* [Task brief]:
Search the data below for the string "Barat". Extract every line that contains it.

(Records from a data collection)

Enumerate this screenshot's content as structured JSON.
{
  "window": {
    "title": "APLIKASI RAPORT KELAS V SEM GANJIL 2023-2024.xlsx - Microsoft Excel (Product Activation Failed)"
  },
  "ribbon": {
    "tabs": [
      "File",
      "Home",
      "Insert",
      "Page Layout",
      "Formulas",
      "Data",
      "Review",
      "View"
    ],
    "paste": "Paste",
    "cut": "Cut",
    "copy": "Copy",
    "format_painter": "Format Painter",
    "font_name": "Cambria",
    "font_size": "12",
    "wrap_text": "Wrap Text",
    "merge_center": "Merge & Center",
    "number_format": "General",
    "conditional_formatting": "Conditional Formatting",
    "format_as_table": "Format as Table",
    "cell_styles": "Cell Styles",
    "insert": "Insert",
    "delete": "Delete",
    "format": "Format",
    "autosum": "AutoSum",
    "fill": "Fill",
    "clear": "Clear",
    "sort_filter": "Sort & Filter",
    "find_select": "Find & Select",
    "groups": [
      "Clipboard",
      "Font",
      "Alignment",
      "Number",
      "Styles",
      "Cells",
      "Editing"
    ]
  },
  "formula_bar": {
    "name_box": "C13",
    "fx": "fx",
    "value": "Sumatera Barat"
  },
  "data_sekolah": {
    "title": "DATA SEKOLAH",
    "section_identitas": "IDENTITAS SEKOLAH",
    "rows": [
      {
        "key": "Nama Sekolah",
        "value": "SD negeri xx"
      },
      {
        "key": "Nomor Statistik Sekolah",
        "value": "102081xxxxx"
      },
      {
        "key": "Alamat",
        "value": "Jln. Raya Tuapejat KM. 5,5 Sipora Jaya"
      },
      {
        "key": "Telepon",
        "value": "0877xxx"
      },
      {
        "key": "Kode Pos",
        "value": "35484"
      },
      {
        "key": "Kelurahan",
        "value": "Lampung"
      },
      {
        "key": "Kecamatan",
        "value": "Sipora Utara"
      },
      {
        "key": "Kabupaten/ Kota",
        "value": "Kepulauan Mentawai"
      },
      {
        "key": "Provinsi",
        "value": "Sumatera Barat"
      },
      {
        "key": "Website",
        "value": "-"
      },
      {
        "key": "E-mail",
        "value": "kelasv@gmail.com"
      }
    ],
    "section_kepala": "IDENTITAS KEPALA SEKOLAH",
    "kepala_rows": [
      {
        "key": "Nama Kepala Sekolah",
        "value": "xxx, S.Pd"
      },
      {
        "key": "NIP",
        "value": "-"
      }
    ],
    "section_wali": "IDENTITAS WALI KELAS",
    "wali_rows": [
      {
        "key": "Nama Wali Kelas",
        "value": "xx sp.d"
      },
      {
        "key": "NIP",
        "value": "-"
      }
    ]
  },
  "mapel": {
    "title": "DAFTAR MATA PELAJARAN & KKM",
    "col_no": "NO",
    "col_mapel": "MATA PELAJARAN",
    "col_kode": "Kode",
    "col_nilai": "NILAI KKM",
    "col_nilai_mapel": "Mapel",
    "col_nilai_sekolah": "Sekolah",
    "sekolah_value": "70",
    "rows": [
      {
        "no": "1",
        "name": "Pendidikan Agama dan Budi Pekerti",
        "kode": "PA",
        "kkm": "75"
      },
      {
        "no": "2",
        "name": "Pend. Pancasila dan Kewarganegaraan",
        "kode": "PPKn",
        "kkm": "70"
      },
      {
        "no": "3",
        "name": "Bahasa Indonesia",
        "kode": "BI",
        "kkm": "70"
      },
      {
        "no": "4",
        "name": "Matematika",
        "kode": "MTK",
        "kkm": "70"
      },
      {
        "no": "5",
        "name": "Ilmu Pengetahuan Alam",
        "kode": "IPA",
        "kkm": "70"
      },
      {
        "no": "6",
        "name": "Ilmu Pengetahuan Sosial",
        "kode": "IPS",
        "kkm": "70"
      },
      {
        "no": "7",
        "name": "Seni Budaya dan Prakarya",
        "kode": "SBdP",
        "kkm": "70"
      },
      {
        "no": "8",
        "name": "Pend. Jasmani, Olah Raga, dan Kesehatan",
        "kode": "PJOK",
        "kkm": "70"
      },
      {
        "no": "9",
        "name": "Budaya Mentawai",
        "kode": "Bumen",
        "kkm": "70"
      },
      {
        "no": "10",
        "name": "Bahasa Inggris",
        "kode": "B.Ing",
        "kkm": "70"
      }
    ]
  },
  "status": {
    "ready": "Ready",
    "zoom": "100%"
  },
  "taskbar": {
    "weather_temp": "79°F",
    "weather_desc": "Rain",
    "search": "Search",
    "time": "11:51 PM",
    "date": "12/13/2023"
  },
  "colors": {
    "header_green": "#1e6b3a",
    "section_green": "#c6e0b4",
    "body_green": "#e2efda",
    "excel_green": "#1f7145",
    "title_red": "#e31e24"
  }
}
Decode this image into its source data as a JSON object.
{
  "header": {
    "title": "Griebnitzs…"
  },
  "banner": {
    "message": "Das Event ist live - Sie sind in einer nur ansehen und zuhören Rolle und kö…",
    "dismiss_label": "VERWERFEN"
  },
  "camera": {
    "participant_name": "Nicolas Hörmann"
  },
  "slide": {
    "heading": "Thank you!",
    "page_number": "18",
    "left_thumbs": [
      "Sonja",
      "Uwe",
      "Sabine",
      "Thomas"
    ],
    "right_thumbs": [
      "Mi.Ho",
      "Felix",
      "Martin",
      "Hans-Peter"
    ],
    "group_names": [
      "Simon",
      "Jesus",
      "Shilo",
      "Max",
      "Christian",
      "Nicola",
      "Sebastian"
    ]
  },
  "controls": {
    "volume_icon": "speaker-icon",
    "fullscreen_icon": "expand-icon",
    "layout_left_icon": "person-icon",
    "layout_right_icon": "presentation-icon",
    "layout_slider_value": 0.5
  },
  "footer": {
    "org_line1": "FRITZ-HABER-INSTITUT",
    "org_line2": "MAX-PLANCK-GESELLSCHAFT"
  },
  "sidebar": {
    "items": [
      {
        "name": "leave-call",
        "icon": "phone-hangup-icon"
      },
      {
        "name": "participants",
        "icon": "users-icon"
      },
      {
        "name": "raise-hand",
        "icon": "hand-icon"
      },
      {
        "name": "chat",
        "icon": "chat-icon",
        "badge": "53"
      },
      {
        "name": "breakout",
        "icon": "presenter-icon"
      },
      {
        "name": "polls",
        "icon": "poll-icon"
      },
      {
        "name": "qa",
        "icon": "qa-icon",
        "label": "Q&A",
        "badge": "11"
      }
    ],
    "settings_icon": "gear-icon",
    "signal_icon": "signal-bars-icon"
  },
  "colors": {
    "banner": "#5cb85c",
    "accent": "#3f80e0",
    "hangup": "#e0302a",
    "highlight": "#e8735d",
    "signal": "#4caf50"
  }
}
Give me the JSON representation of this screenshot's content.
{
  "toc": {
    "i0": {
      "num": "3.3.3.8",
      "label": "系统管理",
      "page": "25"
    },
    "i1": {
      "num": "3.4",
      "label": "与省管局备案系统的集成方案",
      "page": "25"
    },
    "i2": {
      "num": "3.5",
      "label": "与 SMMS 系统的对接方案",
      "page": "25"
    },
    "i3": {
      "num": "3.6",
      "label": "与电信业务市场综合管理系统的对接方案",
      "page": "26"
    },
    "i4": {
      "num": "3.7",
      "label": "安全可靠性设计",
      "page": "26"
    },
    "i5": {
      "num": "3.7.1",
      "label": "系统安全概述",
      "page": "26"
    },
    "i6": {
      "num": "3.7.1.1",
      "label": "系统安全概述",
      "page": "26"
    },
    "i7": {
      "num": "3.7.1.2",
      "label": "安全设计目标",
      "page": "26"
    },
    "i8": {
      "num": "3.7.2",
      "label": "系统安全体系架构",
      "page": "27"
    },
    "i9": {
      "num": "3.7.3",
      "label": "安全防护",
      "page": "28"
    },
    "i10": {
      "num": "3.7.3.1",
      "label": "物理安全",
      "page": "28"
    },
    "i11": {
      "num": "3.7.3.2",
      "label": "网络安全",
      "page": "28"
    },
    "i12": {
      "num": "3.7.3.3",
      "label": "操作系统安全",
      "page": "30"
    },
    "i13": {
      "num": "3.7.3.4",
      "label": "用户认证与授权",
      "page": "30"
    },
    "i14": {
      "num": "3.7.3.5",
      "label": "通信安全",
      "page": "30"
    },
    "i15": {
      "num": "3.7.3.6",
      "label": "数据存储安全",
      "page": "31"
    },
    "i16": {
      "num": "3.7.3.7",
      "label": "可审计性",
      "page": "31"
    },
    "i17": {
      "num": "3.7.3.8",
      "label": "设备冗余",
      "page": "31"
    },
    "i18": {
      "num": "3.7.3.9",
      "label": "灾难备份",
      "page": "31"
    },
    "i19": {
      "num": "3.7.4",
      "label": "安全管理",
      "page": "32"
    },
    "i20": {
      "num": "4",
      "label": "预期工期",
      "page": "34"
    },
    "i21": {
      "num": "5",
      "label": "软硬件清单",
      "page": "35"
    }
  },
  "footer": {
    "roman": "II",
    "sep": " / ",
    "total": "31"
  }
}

* [The answer]:
    "value": "Sumatera Barat"
        "value": "Sumatera Barat"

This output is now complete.